**WHAT THE TASK REQUIRES**
Look through the listing below, find every line with the string "cost", and copy it.
|---|
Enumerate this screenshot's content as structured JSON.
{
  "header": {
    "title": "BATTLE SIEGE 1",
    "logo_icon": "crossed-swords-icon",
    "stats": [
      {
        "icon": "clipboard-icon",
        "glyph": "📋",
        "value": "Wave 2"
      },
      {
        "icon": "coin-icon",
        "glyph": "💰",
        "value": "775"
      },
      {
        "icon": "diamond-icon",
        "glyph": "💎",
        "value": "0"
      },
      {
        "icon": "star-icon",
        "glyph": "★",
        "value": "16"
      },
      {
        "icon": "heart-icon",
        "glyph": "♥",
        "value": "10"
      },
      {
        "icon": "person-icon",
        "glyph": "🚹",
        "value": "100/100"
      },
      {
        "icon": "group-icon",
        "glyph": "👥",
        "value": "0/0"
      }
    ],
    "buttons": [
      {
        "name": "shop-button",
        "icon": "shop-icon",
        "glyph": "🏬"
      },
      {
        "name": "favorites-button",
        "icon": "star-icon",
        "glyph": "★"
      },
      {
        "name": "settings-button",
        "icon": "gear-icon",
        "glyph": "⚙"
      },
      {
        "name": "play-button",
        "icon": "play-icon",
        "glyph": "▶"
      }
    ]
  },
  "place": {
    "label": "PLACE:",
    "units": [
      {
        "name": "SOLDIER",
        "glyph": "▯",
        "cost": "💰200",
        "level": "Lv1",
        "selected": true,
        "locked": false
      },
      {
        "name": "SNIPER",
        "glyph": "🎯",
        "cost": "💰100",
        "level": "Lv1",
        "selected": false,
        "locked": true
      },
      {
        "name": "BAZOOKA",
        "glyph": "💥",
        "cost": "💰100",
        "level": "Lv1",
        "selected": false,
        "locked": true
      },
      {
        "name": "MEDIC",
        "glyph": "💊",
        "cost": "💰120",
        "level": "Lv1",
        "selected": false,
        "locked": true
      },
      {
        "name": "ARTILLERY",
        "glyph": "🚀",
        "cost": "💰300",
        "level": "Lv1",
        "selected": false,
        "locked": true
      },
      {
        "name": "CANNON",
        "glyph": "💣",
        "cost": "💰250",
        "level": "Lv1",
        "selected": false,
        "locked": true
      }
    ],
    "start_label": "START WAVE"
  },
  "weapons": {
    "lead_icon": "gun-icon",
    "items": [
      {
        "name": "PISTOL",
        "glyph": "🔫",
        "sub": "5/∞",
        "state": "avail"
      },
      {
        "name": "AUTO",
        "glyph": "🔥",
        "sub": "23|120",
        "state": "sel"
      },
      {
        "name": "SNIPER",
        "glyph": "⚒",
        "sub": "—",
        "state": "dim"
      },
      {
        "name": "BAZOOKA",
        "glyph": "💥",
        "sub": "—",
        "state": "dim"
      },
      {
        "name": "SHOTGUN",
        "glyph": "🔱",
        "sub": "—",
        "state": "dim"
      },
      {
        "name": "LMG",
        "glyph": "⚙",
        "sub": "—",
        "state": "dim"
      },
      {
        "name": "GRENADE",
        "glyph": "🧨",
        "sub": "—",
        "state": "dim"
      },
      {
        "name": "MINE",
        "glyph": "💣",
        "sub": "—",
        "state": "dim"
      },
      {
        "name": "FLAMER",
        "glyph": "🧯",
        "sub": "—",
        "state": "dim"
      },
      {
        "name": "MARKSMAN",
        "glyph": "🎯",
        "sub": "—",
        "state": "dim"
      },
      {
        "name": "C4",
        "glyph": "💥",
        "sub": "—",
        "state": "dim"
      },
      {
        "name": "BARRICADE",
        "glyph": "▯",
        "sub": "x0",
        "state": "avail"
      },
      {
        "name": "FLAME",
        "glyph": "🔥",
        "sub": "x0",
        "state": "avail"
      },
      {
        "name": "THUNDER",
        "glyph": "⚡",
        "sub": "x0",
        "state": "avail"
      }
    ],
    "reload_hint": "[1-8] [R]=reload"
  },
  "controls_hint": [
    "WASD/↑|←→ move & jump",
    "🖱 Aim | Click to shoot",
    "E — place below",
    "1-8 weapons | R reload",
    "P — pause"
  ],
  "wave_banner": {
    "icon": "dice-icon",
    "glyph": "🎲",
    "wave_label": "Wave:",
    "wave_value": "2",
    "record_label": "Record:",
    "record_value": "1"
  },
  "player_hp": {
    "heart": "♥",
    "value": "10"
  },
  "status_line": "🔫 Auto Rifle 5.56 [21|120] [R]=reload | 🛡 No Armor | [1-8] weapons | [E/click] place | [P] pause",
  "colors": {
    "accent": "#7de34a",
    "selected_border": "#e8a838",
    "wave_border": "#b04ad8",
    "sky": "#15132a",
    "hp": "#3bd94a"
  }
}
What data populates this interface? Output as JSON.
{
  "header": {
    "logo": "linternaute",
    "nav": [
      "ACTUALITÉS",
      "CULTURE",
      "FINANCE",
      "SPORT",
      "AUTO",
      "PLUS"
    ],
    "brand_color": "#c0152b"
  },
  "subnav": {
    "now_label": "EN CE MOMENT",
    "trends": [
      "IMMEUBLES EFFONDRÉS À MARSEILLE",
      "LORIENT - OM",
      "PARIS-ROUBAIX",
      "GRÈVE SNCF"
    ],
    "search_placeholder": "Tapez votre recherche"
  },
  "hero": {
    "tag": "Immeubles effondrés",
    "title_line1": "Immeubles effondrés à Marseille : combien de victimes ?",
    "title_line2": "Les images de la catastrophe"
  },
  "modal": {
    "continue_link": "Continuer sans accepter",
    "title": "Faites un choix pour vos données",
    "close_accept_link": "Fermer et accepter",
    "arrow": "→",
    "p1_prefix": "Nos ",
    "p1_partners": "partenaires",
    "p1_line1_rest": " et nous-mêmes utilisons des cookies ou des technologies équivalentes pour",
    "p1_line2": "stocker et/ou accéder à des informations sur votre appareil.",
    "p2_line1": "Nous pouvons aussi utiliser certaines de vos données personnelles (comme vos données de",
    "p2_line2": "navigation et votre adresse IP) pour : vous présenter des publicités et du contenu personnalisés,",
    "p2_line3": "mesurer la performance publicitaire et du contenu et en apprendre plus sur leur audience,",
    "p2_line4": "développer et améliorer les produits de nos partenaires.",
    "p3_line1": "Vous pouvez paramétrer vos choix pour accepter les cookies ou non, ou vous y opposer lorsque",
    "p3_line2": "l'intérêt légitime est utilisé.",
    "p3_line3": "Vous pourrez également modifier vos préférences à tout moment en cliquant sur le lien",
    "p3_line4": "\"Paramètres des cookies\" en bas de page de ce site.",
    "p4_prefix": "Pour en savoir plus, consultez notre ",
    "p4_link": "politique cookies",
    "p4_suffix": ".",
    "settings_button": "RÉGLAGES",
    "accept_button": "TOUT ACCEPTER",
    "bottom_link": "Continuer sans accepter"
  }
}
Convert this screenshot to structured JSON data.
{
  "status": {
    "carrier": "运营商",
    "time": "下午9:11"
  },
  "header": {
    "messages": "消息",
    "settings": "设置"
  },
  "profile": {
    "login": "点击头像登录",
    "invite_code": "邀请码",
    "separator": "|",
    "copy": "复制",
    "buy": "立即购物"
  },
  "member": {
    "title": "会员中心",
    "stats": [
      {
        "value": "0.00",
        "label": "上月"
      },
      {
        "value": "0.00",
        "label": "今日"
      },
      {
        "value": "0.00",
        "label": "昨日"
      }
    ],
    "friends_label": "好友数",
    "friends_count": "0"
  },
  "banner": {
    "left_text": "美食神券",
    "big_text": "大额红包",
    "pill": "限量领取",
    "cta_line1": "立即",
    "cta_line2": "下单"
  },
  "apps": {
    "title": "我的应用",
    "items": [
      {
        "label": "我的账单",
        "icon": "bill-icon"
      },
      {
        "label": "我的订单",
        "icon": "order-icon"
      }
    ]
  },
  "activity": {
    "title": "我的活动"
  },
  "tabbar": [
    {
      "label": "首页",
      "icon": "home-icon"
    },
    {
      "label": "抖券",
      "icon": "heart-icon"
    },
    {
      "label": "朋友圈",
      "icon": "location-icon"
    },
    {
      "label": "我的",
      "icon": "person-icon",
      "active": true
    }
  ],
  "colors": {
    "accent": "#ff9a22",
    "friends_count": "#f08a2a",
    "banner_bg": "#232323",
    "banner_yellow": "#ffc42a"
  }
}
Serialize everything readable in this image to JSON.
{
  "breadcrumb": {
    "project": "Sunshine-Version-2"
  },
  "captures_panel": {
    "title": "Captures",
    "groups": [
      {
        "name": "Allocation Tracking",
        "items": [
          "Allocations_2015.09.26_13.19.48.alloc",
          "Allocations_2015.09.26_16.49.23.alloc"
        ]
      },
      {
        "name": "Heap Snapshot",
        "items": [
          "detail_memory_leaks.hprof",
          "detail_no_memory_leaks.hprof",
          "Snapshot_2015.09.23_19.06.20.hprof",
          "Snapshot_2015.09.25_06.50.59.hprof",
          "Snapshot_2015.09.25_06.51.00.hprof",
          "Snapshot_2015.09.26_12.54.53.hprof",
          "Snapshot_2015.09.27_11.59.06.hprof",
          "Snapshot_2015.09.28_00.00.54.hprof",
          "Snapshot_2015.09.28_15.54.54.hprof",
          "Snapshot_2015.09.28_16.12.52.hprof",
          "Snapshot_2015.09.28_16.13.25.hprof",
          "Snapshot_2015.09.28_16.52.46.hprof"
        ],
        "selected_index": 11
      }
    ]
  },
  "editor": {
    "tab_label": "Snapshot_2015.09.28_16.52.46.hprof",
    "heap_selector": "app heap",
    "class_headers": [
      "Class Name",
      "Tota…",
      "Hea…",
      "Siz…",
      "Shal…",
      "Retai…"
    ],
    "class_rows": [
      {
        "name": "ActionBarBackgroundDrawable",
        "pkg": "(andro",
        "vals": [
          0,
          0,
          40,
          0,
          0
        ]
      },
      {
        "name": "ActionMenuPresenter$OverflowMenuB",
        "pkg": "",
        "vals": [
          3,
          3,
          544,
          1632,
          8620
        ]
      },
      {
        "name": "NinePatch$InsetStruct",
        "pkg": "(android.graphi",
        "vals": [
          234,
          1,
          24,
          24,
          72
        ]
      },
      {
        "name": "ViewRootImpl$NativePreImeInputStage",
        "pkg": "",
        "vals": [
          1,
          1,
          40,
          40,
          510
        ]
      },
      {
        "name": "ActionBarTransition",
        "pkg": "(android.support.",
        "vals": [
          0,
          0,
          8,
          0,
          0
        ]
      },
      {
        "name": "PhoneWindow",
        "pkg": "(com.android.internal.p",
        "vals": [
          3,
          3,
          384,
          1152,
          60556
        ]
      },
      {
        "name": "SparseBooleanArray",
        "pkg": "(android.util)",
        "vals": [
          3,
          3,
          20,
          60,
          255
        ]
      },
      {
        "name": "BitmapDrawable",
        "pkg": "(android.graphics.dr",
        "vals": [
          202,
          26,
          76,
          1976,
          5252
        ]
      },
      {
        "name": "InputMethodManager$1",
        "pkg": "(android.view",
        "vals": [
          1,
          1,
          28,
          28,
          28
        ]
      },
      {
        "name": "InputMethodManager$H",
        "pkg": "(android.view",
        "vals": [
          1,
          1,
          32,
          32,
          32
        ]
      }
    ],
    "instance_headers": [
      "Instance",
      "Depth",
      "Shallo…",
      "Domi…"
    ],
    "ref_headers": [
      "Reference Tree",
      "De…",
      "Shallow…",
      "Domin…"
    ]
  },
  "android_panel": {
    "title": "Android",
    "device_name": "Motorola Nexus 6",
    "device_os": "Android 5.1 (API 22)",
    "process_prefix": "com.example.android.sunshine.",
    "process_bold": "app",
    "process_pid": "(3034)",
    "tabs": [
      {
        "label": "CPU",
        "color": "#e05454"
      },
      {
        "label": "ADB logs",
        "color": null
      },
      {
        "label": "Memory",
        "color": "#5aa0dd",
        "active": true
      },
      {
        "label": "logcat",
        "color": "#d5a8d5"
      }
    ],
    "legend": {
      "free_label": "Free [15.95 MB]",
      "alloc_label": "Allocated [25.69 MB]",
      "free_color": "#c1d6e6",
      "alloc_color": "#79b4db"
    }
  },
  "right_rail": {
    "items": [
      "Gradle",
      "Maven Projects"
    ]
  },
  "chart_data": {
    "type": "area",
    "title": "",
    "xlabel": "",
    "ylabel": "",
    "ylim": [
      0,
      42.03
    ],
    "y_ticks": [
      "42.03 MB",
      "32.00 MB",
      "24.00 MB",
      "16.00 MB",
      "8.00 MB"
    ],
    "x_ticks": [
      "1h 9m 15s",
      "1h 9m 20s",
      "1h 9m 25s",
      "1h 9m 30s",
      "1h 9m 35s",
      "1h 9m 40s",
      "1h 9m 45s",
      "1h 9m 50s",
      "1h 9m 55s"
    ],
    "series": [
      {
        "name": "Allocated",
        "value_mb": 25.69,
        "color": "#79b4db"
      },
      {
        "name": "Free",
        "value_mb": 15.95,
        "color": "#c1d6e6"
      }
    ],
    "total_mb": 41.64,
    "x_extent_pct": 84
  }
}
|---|
**EXERCISE RESULT**
        "cost": "💰200",
        "cost": "💰100",
        "cost": "💰100",
        "cost": "💰120",
        "cost": "💰300",
        "cost": "💰250",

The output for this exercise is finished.